Do not disassemble small parts of the cap JetValve. Disassembly of the plastic cap could lead to leaks or product malfunction.
As a longtime user of CamelBak Podium bottles I’ve learned two things about them:
1. They did in fact, improve on the traditional bidon and make them awesome.
2. They are a total nightmare to keep clean.
Since I don’t have a dishwasher, I’ve taken to disassembling the cap as far as possible to help clean it out. The process is pretty straightforward, and, as long as you are careful, non-destructive.
First off, give the silicone nozzle a good turn through 90 degrees. This then allows you to get a good grip underneath it to separate it from the rest of the cap.

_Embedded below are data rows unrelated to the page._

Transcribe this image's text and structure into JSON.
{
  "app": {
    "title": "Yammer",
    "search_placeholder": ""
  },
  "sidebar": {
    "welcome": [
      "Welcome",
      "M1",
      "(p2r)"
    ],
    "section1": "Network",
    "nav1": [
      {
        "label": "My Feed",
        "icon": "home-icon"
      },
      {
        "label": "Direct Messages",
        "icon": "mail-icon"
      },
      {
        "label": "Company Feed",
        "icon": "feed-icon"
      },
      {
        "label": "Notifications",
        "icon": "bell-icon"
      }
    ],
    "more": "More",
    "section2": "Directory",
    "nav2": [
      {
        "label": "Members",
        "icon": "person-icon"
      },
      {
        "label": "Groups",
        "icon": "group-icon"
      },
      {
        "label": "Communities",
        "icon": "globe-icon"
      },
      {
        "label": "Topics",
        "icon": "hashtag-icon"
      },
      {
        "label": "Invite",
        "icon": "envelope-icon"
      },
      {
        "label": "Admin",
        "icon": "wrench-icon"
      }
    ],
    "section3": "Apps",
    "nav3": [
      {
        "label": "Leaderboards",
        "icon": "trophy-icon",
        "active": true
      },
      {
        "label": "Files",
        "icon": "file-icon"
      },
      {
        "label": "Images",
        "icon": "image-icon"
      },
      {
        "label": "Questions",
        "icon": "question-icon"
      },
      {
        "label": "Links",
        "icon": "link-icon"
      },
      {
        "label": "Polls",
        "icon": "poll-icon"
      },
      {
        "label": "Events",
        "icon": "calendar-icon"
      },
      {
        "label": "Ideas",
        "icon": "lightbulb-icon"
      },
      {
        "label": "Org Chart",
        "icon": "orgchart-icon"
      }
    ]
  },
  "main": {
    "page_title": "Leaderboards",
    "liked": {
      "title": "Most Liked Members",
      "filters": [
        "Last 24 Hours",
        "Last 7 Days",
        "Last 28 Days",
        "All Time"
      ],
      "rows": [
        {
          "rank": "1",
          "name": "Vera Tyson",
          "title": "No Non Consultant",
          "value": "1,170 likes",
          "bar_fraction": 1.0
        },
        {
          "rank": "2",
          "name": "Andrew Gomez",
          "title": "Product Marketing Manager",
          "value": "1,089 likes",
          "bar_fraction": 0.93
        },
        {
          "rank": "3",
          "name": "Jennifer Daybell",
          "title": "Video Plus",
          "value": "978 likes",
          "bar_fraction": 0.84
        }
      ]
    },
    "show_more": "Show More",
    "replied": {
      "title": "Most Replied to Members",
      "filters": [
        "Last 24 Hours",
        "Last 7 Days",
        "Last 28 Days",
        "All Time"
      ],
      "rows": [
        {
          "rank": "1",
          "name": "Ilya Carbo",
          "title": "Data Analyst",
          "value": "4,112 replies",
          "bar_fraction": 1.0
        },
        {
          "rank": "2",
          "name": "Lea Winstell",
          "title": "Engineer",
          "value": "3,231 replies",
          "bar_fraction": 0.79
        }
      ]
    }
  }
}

Once the nozzle is off, grab a sharp/thin knife and slide it into the notch between the white collar and the grey bit below. With a bit of pressure you should be able to slip the blade in and with a little twist, release the white ring.
At this point, you should now have the cap, nozzle, white ring and blue diaphragm. Most likely you’ll also see everything covered with black gunk as well – time to get scrubbing!
Unfortunately, this is as far as you can go with disassembly – I’ve not managed to find a way to safely separate the remaining parts of the cap – a pain since the gap between the two parts is a prime spot for nastiness.
You’ll probably find the threads on the cap a bit gunked up too, so using the corner of a tea-towel, work it into the thread and keep turning the cap till you clean out all the gunk.
Once all the parts are de-crudded, I like to throw everything in a pot with a chlorine tablet and leave it over night, just to kill off anything that’s left. Give it a good rinse afterwards and rebuild.
One of the keys to easy cleaning is actually preventative maintenance – ideally take the bottles off straight after a ride, give them a rinse and clean before letting them dry. This doesn’t completely alleviate the nastiness though, as there is plenty of on-bike time for things to grow.
Since I started the draft of this post, I’ve seen that CamelBak are releasing a new version of the Podium bottle which will be easier to clean and have a removable valve.